#### Problem to solve:
Return the number of lines below with "value" in them, and nothing else.

#### Provided entries:

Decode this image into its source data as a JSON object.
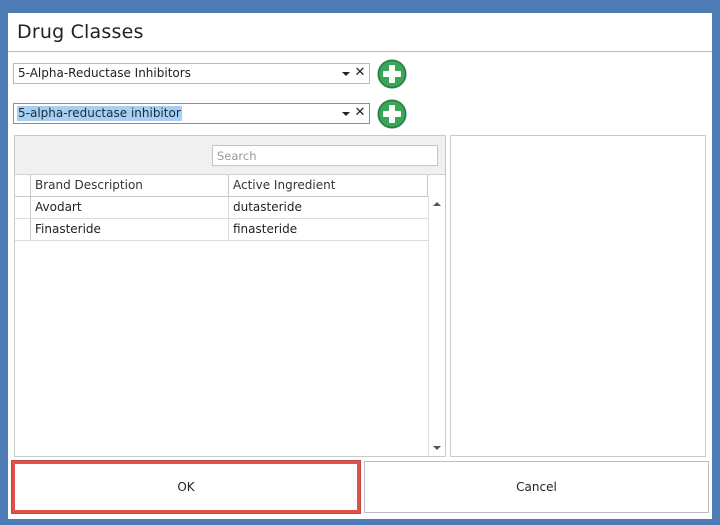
{
  "dialog": {
    "title": "Drug Classes"
  },
  "class_combo": {
    "value": "5-Alpha-Reductase Inhibitors",
    "clear_symbol": "✕"
  },
  "subclass_combo": {
    "value": "5-alpha-reductase inhibitor",
    "clear_symbol": "✕",
    "selected": true
  },
  "grid": {
    "search_placeholder": "Search",
    "columns": [
      "Brand Description",
      "Active Ingredient"
    ],
    "rows": [
      [
        "Avodart",
        "dutasteride"
      ],
      [
        "Finasteride",
        "finasteride"
      ]
    ]
  },
  "buttons": {
    "ok_label": "OK",
    "cancel_label": "Cancel"
  },
  "colors": {
    "background": "#4d7bb5",
    "add_button_green": "#3aa657",
    "ok_highlight": "#e0514a",
    "selection": "#a8cff2"
  },
  "icons": {
    "add": "plus-circle-icon",
    "dropdown": "chevron-down-icon",
    "clear": "close-icon"
  }
}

#### Response to the task:
2